++++ Records to process

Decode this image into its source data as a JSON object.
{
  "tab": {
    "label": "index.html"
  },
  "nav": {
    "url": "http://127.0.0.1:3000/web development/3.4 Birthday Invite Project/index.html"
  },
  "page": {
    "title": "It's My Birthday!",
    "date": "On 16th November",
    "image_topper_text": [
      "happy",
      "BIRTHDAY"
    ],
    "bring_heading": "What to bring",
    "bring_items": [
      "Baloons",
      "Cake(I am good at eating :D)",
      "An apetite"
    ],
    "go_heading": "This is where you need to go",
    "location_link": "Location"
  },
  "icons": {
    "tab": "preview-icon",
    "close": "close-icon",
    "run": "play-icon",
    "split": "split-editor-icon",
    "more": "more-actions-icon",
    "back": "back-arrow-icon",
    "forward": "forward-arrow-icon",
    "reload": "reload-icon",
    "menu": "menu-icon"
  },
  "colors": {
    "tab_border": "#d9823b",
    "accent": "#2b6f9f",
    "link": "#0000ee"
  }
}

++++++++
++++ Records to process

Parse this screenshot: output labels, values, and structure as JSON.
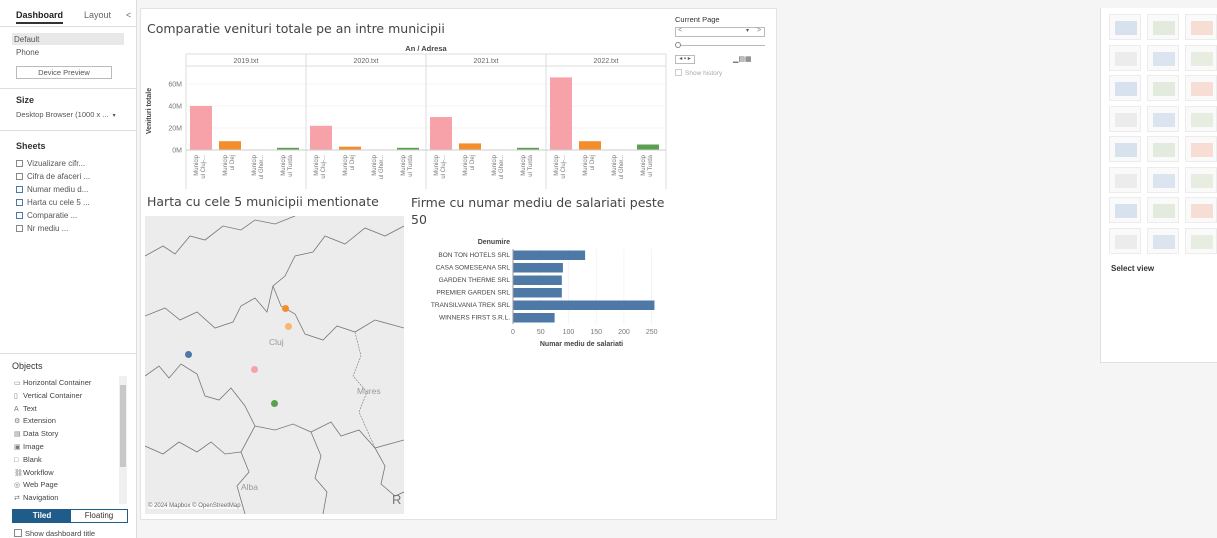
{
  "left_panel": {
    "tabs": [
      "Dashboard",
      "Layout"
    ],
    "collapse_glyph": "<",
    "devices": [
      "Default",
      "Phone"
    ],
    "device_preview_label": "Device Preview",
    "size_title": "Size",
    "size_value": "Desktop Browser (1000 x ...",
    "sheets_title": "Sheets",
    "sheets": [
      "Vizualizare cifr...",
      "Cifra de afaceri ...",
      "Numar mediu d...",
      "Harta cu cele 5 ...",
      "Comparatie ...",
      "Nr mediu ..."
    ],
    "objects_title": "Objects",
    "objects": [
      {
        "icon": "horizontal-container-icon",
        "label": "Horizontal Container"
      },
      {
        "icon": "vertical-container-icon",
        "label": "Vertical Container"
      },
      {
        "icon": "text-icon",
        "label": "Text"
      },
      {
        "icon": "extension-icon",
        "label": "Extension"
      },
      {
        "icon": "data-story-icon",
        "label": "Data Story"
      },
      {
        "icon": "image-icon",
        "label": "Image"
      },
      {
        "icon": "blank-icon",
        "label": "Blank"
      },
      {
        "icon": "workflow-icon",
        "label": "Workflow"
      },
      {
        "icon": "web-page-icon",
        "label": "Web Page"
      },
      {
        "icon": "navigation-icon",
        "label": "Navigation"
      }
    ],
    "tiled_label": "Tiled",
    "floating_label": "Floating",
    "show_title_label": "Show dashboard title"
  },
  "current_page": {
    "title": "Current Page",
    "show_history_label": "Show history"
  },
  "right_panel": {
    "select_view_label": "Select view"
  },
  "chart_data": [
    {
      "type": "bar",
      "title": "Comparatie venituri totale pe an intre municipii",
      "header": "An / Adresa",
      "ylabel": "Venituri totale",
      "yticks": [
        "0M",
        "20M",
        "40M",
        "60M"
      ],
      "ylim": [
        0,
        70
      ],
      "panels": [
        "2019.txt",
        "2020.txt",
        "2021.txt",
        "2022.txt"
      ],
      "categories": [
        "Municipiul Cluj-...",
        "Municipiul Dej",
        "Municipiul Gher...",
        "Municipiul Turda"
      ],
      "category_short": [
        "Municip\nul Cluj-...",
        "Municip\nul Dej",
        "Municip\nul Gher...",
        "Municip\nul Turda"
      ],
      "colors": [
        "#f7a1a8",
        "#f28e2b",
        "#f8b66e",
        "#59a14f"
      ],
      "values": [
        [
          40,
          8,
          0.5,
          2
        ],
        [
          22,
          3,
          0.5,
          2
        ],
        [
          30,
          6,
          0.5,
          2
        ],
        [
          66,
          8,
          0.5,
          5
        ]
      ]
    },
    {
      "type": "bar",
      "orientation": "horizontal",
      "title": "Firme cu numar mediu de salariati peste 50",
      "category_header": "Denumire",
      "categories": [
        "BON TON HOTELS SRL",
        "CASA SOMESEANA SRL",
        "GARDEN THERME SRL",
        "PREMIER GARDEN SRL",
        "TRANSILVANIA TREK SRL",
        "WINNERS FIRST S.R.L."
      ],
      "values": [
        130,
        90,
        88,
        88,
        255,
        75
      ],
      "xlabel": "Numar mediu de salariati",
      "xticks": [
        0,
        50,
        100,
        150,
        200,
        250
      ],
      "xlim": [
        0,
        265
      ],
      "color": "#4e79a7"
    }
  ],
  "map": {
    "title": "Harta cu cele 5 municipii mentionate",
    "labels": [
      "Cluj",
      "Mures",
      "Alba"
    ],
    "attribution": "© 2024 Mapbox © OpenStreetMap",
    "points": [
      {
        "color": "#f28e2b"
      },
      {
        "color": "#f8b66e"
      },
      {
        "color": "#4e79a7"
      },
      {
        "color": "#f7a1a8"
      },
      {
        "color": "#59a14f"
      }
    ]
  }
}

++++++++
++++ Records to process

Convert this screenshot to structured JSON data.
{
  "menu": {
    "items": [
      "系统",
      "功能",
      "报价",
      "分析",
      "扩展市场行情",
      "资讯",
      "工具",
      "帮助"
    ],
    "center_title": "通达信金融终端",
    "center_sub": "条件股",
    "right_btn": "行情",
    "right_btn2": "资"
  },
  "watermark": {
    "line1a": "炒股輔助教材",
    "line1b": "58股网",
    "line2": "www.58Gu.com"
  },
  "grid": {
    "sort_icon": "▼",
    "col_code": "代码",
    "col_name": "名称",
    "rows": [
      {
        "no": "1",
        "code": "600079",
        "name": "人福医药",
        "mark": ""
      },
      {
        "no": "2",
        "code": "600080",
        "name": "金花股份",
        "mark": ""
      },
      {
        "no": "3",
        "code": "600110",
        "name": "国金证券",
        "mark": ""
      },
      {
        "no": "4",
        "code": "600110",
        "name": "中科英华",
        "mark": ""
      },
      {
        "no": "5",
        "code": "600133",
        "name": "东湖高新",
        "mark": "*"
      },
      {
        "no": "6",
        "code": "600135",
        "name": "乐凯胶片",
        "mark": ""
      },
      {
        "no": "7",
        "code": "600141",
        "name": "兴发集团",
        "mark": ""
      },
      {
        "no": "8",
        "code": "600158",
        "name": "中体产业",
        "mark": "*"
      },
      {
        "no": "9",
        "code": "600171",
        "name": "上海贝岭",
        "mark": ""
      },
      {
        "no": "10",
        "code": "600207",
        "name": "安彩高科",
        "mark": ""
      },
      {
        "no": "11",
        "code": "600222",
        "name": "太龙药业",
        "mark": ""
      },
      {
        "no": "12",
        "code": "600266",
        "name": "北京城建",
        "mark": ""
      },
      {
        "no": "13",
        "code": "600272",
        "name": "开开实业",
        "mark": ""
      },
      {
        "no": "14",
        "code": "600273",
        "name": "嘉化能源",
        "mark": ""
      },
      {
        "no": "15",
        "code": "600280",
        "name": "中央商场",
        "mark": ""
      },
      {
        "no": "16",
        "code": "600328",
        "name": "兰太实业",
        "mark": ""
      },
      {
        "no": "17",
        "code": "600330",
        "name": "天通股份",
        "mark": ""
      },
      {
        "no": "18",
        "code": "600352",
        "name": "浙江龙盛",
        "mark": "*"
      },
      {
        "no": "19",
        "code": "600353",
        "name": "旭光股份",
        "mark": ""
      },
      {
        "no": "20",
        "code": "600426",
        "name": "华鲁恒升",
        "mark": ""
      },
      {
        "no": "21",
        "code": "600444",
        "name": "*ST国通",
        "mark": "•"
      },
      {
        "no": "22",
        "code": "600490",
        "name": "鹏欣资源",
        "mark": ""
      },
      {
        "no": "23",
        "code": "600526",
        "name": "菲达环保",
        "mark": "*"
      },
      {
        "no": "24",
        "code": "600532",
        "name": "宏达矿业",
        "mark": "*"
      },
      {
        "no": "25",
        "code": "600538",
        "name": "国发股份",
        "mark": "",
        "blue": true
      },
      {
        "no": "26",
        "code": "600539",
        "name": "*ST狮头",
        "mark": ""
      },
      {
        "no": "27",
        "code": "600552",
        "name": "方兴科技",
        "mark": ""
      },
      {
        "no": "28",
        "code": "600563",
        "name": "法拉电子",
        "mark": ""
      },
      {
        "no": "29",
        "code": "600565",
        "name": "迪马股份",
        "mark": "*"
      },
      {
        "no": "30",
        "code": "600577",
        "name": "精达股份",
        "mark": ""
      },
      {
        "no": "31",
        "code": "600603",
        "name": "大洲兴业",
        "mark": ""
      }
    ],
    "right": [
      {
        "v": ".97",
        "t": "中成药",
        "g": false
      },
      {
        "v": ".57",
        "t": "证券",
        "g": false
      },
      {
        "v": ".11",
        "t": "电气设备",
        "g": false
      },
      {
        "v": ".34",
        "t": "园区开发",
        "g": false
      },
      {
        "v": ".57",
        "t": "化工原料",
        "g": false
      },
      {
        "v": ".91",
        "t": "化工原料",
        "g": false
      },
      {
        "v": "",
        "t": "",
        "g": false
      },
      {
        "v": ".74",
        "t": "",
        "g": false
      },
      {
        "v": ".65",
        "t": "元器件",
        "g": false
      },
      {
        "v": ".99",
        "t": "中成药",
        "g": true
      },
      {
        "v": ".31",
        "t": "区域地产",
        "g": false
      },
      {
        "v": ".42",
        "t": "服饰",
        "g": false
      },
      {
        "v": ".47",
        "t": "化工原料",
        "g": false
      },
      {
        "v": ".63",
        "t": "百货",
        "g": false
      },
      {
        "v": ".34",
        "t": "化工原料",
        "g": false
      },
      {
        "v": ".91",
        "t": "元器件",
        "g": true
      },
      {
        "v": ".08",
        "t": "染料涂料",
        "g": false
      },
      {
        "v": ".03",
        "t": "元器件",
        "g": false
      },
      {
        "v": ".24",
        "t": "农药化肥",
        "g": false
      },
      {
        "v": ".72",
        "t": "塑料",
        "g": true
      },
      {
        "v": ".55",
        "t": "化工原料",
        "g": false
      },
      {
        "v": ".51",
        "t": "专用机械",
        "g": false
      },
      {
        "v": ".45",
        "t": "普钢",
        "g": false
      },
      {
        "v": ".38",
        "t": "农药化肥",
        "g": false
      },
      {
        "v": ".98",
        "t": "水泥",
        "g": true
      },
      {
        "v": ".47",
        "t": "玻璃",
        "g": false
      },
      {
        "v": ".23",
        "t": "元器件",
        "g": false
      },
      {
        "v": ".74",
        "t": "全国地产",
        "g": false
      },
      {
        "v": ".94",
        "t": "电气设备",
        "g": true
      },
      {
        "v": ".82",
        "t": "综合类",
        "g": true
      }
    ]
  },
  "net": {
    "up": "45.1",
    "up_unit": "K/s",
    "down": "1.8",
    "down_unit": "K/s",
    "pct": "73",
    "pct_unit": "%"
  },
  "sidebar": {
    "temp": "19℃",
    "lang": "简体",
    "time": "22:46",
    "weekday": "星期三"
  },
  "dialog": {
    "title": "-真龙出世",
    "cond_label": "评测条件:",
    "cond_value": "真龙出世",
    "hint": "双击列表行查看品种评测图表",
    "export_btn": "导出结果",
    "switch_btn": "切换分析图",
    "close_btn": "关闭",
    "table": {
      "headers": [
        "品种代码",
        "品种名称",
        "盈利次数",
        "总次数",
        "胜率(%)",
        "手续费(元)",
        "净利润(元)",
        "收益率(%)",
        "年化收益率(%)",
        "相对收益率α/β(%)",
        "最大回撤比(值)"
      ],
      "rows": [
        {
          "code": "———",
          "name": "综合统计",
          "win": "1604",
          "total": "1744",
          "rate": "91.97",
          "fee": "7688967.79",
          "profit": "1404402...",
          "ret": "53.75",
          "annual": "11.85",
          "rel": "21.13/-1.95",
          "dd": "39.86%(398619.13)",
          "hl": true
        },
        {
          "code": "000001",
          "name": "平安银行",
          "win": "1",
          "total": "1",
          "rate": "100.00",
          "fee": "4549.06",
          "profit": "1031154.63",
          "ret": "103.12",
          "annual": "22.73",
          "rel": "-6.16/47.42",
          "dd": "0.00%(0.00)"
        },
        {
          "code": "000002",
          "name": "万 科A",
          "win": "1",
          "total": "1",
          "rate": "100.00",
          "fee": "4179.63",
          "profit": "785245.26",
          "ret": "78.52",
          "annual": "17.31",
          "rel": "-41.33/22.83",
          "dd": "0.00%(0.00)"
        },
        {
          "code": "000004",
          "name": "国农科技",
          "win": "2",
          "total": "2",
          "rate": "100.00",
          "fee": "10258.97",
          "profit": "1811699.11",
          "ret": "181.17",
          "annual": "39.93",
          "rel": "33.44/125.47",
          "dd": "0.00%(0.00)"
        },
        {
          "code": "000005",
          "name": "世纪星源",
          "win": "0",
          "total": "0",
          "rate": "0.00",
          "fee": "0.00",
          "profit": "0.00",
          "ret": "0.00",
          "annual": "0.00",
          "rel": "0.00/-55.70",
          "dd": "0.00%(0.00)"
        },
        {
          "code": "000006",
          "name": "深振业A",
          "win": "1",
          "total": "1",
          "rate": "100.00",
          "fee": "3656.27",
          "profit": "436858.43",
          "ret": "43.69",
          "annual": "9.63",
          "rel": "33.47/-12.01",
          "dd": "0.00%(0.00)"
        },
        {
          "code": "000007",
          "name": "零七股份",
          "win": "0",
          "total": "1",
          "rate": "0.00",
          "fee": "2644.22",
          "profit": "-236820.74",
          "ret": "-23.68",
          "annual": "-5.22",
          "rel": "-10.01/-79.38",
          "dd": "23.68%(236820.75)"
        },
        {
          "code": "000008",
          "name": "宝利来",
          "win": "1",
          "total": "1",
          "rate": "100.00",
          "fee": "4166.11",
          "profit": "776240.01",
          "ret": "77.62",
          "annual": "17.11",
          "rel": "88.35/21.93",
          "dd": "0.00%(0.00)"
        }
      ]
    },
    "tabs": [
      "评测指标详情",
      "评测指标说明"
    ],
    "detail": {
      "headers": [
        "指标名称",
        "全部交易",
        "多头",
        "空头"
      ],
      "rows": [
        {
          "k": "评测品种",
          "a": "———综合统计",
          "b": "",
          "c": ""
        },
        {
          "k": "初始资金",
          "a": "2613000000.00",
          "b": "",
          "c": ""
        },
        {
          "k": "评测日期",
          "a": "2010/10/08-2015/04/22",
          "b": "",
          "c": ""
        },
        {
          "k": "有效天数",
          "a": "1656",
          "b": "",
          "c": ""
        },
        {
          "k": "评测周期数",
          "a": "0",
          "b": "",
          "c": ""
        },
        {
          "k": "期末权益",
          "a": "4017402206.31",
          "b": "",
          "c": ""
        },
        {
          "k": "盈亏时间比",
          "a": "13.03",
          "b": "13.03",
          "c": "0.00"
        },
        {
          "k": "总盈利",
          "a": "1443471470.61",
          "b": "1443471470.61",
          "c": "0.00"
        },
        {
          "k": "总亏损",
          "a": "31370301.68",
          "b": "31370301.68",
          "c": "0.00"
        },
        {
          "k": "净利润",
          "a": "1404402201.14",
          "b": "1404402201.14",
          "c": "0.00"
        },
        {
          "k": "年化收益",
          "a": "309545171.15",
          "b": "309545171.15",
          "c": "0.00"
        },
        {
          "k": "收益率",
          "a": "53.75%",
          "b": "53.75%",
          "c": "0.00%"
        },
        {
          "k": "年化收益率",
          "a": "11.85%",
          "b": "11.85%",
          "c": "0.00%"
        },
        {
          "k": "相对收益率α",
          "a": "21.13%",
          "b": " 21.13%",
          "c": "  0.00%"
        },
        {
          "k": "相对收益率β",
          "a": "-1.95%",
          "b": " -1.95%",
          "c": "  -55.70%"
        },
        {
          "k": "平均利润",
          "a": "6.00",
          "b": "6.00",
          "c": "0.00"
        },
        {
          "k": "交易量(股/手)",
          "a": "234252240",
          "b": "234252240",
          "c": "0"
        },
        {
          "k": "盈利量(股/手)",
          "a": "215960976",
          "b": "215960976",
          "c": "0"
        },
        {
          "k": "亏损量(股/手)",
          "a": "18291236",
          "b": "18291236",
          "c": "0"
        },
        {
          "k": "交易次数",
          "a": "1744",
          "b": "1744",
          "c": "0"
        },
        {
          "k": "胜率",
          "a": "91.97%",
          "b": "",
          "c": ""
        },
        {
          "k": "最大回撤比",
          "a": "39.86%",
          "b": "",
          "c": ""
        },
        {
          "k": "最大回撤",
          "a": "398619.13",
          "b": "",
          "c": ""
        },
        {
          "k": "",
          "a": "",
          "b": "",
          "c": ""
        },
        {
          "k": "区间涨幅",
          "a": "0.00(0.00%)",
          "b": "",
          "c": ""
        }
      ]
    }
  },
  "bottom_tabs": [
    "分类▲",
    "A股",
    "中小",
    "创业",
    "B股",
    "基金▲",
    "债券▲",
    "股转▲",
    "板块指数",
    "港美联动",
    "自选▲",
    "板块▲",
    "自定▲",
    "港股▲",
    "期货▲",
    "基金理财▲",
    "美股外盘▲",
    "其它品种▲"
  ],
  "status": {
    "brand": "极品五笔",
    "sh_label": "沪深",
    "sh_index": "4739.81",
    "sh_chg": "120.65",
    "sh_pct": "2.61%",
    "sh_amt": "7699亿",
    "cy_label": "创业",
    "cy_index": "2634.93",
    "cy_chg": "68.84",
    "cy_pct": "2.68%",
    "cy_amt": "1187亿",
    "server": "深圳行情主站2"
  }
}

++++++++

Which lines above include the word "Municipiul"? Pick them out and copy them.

Exercise solution ▸
        "Municipiul Cluj-...",
        "Municipiul Dej",
        "Municipiul Gher...",
        "Municipiul Turda"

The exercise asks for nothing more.